(Excerpted data Opens)

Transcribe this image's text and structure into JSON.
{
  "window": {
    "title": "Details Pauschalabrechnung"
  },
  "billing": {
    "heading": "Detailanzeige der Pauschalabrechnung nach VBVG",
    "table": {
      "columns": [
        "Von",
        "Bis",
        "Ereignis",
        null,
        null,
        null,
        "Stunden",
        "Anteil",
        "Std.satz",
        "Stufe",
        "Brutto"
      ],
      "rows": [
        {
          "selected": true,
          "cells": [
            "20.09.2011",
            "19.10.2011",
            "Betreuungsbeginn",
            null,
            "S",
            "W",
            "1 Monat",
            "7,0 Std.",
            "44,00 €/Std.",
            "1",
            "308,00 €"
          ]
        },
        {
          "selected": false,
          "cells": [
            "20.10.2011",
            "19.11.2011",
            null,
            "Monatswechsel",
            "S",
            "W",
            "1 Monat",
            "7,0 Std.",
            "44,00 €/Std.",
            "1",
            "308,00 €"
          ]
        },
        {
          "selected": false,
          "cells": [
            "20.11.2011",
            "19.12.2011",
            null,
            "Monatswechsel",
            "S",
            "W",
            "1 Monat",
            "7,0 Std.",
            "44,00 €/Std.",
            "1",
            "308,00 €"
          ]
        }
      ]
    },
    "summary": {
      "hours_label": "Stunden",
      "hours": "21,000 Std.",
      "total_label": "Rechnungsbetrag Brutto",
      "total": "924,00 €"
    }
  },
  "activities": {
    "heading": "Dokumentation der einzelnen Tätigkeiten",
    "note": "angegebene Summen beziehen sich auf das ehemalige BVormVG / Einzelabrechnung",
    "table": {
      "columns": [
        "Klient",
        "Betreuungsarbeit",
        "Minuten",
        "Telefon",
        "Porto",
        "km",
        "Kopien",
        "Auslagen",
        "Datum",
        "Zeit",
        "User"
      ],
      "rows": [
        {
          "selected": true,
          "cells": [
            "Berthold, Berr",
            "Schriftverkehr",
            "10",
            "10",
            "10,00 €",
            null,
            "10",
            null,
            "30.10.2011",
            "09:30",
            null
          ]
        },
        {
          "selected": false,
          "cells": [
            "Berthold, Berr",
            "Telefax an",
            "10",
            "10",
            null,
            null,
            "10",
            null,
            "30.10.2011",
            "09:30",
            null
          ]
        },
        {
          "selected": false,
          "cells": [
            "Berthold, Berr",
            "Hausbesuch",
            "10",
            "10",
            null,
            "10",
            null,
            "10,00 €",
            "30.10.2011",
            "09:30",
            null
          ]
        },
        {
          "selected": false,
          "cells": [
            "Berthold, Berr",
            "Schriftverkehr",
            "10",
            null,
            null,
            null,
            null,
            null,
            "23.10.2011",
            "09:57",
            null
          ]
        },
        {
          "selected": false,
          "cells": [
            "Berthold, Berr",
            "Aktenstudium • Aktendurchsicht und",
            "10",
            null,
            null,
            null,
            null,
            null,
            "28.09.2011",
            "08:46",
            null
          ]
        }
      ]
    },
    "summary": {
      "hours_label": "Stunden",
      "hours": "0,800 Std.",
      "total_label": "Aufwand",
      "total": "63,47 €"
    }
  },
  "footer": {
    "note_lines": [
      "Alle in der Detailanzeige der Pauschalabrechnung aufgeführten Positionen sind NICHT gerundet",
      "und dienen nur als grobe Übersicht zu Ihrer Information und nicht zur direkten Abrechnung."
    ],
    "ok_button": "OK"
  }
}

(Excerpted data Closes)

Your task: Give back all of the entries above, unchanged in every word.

Your response:
Transcribe this image's text and structure into JSON.
{
  "window": {
    "title": "Details Pauschalabrechnung"
  },
  "billing": {
    "heading": "Detailanzeige der Pauschalabrechnung nach VBVG",
    "table": {
      "columns": [
        "Von",
        "Bis",
        "Ereignis",
        null,
        null,
        null,
        "Stunden",
        "Anteil",
        "Std.satz",
        "Stufe",
        "Brutto"
      ],
      "rows": [
        {
          "selected": true,
          "cells": [
            "20.09.2011",
            "19.10.2011",
            "Betreuungsbeginn",
            null,
            "S",
            "W",
            "1 Monat",
            "7,0 Std.",
            "44,00 €/Std.",
            "1",
            "308,00 €"
          ]
        },
        {
          "selected": false,
          "cells": [
            "20.10.2011",
            "19.11.2011",
            null,
            "Monatswechsel",
            "S",
            "W",
            "1 Monat",
            "7,0 Std.",
            "44,00 €/Std.",
            "1",
            "308,00 €"
          ]
        },
        {
          "selected": false,
          "cells": [
            "20.11.2011",
            "19.12.2011",
            null,
            "Monatswechsel",
            "S",
            "W",
            "1 Monat",
            "7,0 Std.",
            "44,00 €/Std.",
            "1",
            "308,00 €"
          ]
        }
      ]
    },
    "summary": {
      "hours_label": "Stunden",
      "hours": "21,000 Std.",
      "total_label": "Rechnungsbetrag Brutto",
      "total": "924,00 €"
    }
  },
  "activities": {
    "heading": "Dokumentation der einzelnen Tätigkeiten",
    "note": "angegebene Summen beziehen sich auf das ehemalige BVormVG / Einzelabrechnung",
    "table": {
      "columns": [
        "Klient",
        "Betreuungsarbeit",
        "Minuten",
        "Telefon",
        "Porto",
        "km",
        "Kopien",
        "Auslagen",
        "Datum",
        "Zeit",
        "User"
      ],
      "rows": [
        {
          "selected": true,
          "cells": [
            "Berthold, Berr",
            "Schriftverkehr",
            "10",
            "10",
            "10,00 €",
            null,
            "10",
            null,
            "30.10.2011",
            "09:30",
            null
          ]
        },
        {
          "selected": false,
          "cells": [
            "Berthold, Berr",
            "Telefax an",
            "10",
            "10",
            null,
            null,
            "10",
            null,
            "30.10.2011",
            "09:30",
            null
          ]
        },
        {
          "selected": false,
          "cells": [
            "Berthold, Berr",
            "Hausbesuch",
            "10",
            "10",
            null,
            "10",
            null,
            "10,00 €",
            "30.10.2011",
            "09:30",
            null
          ]
        },
        {
          "selected": false,
          "cells": [
            "Berthold, Berr",
            "Schriftverkehr",
            "10",
            null,
            null,
            null,
            null,
            null,
            "23.10.2011",
            "09:57",
            null
          ]
        },
        {
          "selected": false,
          "cells": [
            "Berthold, Berr",
            "Aktenstudium • Aktendurchsicht und",
            "10",
            null,
            null,
            null,
            null,
            null,
            "28.09.2011",
            "08:46",
            null
          ]
        }
      ]
    },
    "summary": {
      "hours_label": "Stunden",
      "hours": "0,800 Std.",
      "total_label": "Aufwand",
      "total": "63,47 €"
    }
  },
  "footer": {
    "note_lines": [
      "Alle in der Detailanzeige der Pauschalabrechnung aufgeführten Positionen sind NICHT gerundet",
      "und dienen nur als grobe Übersicht zu Ihrer Information und nicht zur direkten Abrechnung."
    ],
    "ok_button": "OK"
  }
}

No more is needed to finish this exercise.